== Work to be completed ==
Determine which lines of the records include the word "true", and copy them.

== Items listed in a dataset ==
◆ ◆ ◆ ◆ ◆

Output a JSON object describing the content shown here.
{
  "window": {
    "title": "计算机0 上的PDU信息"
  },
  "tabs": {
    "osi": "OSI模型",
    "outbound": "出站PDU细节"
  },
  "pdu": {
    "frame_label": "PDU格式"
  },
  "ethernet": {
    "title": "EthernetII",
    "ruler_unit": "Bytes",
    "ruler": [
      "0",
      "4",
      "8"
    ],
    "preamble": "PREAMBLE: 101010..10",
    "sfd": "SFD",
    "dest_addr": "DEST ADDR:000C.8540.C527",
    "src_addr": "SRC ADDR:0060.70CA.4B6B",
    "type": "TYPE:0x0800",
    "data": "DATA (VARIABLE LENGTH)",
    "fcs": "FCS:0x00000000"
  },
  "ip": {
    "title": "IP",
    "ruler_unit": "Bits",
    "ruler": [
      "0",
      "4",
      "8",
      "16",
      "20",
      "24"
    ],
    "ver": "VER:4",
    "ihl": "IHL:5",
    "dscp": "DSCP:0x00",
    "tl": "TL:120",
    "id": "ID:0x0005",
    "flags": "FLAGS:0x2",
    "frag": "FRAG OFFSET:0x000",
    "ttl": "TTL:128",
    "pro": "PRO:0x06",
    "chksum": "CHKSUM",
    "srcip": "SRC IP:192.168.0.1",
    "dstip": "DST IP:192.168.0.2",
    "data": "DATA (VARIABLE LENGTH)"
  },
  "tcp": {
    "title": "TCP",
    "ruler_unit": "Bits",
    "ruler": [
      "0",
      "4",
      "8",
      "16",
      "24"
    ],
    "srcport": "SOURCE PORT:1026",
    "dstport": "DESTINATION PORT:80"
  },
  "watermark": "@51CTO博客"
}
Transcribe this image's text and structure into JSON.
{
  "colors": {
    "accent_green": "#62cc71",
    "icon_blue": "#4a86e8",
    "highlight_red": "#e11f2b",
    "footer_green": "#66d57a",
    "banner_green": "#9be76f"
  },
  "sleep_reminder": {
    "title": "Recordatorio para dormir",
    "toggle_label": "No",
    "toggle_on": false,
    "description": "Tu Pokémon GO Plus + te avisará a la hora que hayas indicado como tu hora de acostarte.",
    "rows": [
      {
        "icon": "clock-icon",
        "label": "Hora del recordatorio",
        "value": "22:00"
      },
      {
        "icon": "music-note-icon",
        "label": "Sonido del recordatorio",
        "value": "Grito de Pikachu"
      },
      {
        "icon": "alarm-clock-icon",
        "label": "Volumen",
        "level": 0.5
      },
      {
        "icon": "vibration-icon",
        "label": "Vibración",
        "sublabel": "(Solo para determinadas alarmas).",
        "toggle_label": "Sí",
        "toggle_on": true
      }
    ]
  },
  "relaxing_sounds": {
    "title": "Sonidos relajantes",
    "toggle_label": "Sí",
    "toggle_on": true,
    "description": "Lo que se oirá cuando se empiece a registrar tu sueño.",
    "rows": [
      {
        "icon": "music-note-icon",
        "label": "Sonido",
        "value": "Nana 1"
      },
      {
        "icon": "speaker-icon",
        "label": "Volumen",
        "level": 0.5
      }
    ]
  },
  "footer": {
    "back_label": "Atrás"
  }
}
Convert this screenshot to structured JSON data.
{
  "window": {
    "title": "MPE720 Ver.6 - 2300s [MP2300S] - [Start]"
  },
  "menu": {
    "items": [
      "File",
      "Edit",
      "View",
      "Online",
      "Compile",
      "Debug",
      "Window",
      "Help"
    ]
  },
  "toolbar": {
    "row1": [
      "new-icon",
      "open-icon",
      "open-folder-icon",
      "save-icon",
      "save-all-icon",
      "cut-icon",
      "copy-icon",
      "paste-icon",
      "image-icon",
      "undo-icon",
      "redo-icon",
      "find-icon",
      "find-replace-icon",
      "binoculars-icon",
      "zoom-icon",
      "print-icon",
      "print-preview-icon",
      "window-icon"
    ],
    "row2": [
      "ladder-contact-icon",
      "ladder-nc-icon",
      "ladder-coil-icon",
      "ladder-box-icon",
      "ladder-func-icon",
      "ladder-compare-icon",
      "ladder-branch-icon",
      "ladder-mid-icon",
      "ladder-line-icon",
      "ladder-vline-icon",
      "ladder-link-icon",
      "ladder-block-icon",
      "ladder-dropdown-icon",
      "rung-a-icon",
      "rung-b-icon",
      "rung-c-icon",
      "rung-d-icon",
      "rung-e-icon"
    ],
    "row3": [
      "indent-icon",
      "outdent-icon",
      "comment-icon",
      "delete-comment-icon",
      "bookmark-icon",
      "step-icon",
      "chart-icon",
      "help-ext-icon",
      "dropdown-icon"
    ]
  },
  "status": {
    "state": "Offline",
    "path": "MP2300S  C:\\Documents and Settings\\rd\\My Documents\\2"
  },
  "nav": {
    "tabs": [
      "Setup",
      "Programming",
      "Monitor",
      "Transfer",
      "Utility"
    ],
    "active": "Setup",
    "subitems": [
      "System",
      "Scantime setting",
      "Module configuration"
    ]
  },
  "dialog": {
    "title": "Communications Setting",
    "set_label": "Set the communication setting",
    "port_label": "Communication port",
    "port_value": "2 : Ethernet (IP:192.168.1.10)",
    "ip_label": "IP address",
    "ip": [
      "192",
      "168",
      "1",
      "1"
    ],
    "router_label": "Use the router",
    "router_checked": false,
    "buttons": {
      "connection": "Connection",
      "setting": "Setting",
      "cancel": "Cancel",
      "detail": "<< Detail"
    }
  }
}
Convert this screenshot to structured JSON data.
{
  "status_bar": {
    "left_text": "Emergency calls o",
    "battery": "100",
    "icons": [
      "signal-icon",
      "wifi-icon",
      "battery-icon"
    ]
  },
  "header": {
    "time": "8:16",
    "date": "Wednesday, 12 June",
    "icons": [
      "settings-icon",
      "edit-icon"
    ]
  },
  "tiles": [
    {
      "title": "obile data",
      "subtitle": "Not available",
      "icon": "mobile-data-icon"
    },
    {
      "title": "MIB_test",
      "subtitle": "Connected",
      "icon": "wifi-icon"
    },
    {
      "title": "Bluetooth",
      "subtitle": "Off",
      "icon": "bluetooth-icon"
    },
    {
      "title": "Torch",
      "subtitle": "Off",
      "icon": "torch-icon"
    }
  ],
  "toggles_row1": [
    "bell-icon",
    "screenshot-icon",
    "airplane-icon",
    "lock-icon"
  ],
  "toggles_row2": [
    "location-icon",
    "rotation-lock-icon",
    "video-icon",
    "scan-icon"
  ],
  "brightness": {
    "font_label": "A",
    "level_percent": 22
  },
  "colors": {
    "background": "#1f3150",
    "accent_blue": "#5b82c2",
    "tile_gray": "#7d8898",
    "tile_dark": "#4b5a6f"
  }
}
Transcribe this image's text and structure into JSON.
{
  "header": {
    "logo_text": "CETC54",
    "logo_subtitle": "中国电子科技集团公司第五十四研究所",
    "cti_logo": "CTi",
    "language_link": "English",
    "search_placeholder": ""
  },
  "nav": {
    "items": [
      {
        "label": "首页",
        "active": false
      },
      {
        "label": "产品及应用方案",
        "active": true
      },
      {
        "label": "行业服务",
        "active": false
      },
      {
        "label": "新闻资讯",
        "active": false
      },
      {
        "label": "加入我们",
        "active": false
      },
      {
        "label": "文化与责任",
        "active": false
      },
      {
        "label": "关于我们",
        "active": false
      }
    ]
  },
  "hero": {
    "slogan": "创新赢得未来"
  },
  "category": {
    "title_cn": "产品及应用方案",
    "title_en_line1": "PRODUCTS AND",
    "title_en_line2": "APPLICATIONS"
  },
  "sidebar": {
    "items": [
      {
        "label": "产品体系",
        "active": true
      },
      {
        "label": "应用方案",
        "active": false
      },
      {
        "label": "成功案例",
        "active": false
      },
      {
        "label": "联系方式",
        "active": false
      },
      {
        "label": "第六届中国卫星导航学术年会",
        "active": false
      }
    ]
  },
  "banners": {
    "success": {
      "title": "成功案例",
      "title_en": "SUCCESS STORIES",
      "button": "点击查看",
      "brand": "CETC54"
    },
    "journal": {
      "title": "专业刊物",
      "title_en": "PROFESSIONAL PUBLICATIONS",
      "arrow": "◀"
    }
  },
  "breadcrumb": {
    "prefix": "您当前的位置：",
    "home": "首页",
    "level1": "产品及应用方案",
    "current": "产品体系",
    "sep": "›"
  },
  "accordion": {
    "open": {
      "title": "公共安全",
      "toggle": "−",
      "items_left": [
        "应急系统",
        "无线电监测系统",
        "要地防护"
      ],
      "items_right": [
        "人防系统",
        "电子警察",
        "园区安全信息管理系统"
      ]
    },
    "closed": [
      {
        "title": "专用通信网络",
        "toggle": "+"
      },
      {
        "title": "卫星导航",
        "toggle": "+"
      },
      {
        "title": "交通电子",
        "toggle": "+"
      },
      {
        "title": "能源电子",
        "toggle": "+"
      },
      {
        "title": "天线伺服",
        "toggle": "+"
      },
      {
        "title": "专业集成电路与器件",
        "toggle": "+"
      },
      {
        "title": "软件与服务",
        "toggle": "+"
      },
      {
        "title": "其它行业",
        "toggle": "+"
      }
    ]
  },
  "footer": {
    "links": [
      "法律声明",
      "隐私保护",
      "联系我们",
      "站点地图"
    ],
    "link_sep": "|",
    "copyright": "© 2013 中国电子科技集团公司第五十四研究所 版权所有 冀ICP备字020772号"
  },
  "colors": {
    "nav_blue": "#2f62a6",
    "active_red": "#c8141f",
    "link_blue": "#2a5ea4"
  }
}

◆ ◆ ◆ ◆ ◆

== Exercise response ==
        "toggle_on": true
    "toggle_on": true,
        "active": true
        "active": true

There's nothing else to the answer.